Blue Lemon is open 7 a.m. to 9 p.m. Monday - Thursday, and 7 a.m. to 10 p.m. Friday and Saturday. Breakfast is served from 7 to 11 a.m. at all three locations: at 55 W South Temple in Salt Lake City, in Highland at 11073 North Alpine Highway, and in Cottonwood Heights at 6910 South Highland Drive. For more information visit, @blue_lemon on Twitter and on Facebook.

About Blue Lemon
Blue Lemon was founded in 2009 by Utahns, Lychelle and Aaron Day, with fresh, seasonally-driven food with a unique twist of flavors and textures at an affordable price. Its mantra is “Pure, clean food with a twist.” 
Blue Lemon uses organic foods and hormone-free meats in its menu, and eco-friendly tactics such as recycling, sourcing from local providers and using recycled materials. 

Sunday, June 2, 2013

Saffron Valley Hosts Kebab & Wine Festival

Lamb dish from Saffron Valley.

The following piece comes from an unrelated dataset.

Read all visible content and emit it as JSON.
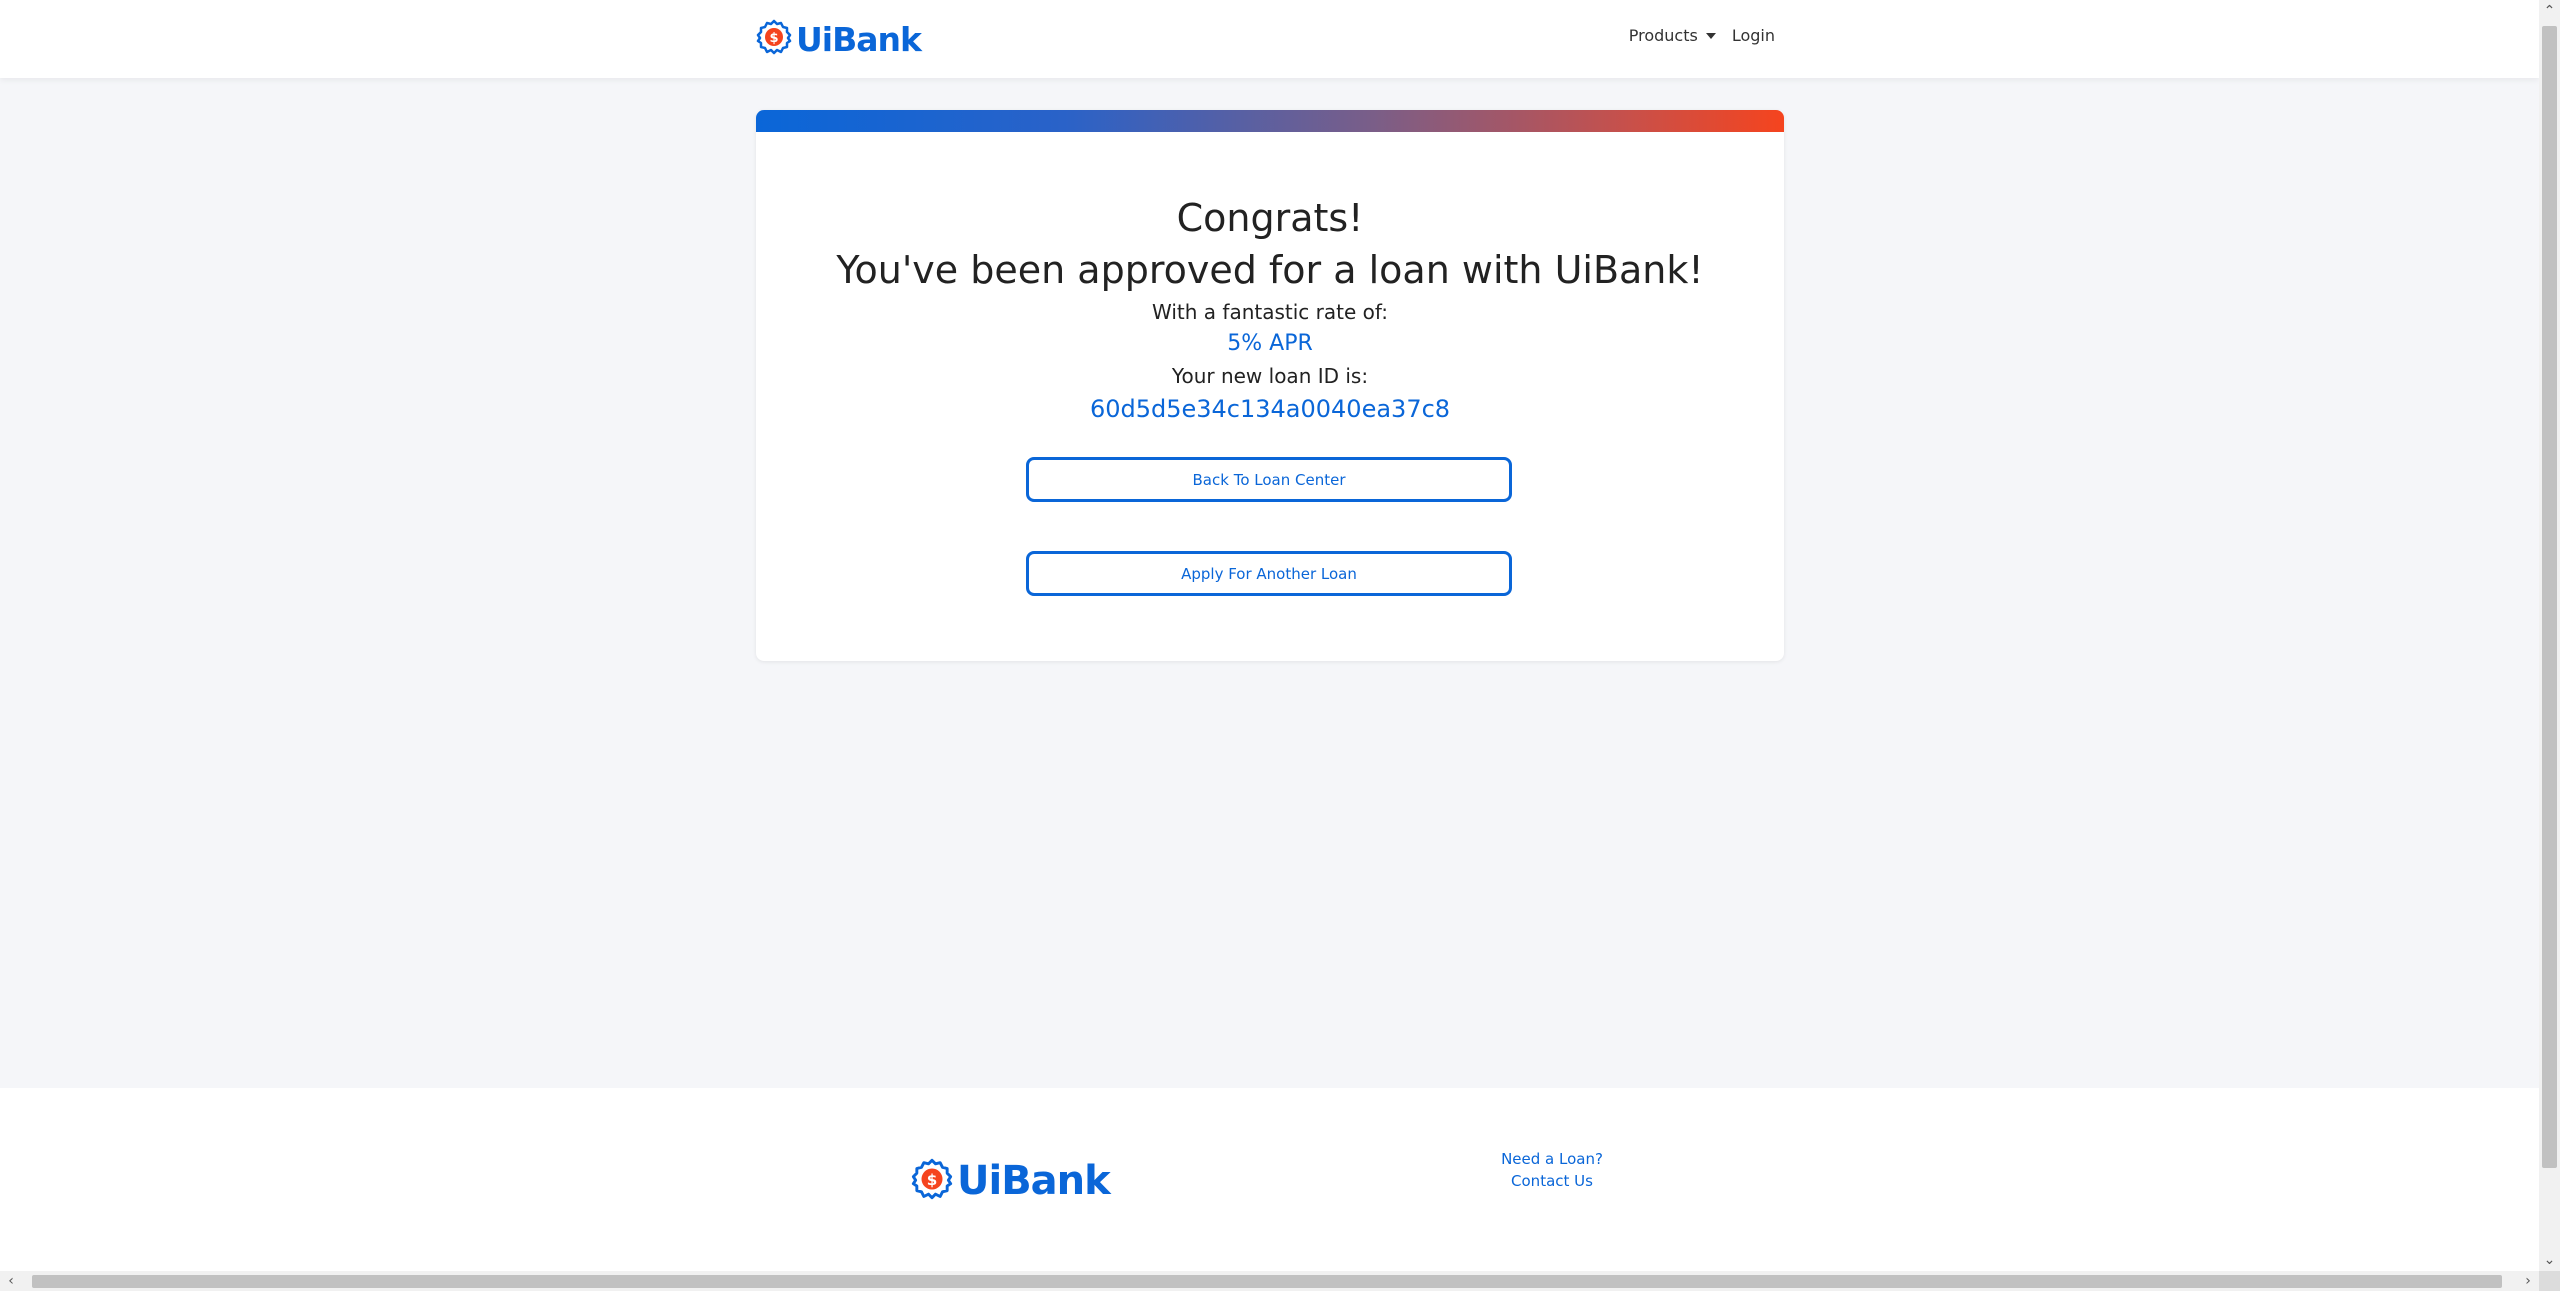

Saffron Valley invites you to experience a traditionally distinctive menu of grilled kebabs complete with select wine pairings by Young’s Market Company during its 3rd Annual Kebab & Wine Carnival. The kick-off for the 2-week long Kebab & Wine Carnival will begin at its newer downtown location (26 E Street, Salt Lake City) from June 10-16 followed by theSouth Jordan location (1098 W South Jordan Pkwy.) from June 17- 23.
“The Kebab Carnival honors the age old traditional Tandoori style of cooking which is loved the world over by Indian food enthusiasts. What is so unique about Tandoori style of cooking is that it is absolutely flavorful, delicious and very healthy for you,” said Lavanya Mahate, owner of Saffron Valley, in a press release. “We are excited about the upcoming Kebab & Wine Carnival which will present over 25 different varieties of succulent kebabs and wines to go with them.”
Kebabs are chunks or morsels of meats or vegetables marinated in yogurt, fresh and dried herbs and spices and cooked in an open flame Tandoor oven which reaches temperatures over 750 degrees F. Kebabs can also be made with ground meats. Although the typical notion is that kebabs are grilled and served on skewers, they can be removed from the skewers prior to serving. All kebabs during the Carnival come with a generous helping of salad, rice and soup for a hearty dining experience.
In India Tandoori cooking and more specifically Kebabs were popularized during the Moghul era when cooking was taken very seriously and rivalries were common between chefs over recipes, ingredients and whims of kings, who wanted their meat cooked in particular ways. 

Saffron Valley is recreating the magic of the Tandoor to connect  modern day Salt Lake patrons with the ancient Tandoori cuisine through this dedicated Food Carnival.